For the moment, many verbal malefactors are still being let off with warnings.
'And for the devils, the BOC is heaven-a heaven that is a haven for crooks, criminals, malefactors and Faeldons ...
In modern times we call upon the law to keep such malefactors under control: to define and defend property rights and to enforce reciprocal agreements.
With no histrionics, no overacting, and without evolving into 'characters' in their own right, these malefactors of black magic basically stole the show, transforming with every scene into a powerful undercurrent of evil that seethed, hummed, needled and sometimes exploded into mayhem as the main characters hurtled into their narrative of tragedy.
This would focus attention where it is due: on the malefactors who buy fertilizer with only evil in mind.
But Morales nixed the idea because the prosecution believed Napoles was 'one of the alleged principal malefactors' in the pork barrel scam.
The use of HMDA data to find discrimination malefactors is likely to ensnare lenders analogous to the Equal Opportunity Bank precisely because of their reputations for fairness.
'It saddens us to say that once Congress reinstates death sentences here, and once President Rodrigo Duterte makes good his threat to execute five to six malefactors every day, there's a high likelihood we would have more Jakatia Pawas,' Buhay Rep.
The bureau argues that it needs the ability, once it had obtained a warrant, to listen in on the conversations of terrorists, organized crime figures, spies, and other malefactors. "We would not be able to succeed without the ability to lawfully intercept," says a bureau spokesman in Washington.

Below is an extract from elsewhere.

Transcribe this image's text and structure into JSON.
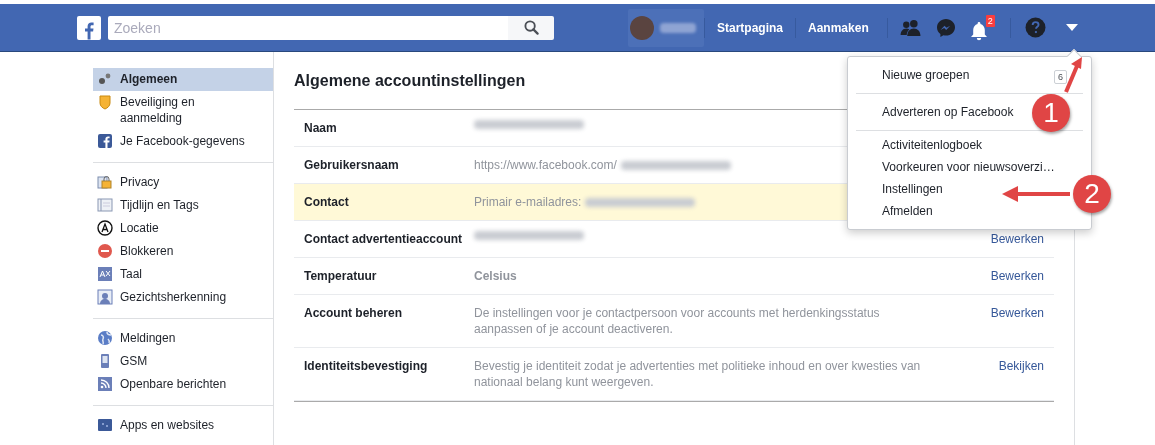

Dissers gripe that she has made herself too famous and thus 'attractive' to criminals, and her constant tweets, Instagram feeds and social media bulletins have handily informed malefactors about her whereabouts.
'There is no denying the scourge illicit drugs have foisted upon our society, and neither is there denying the audacity with which malefactors, whether under the influence or otherwise, have perpetuated the most perverse and atrocious crimes in the most repugnant of manners,' the authors said.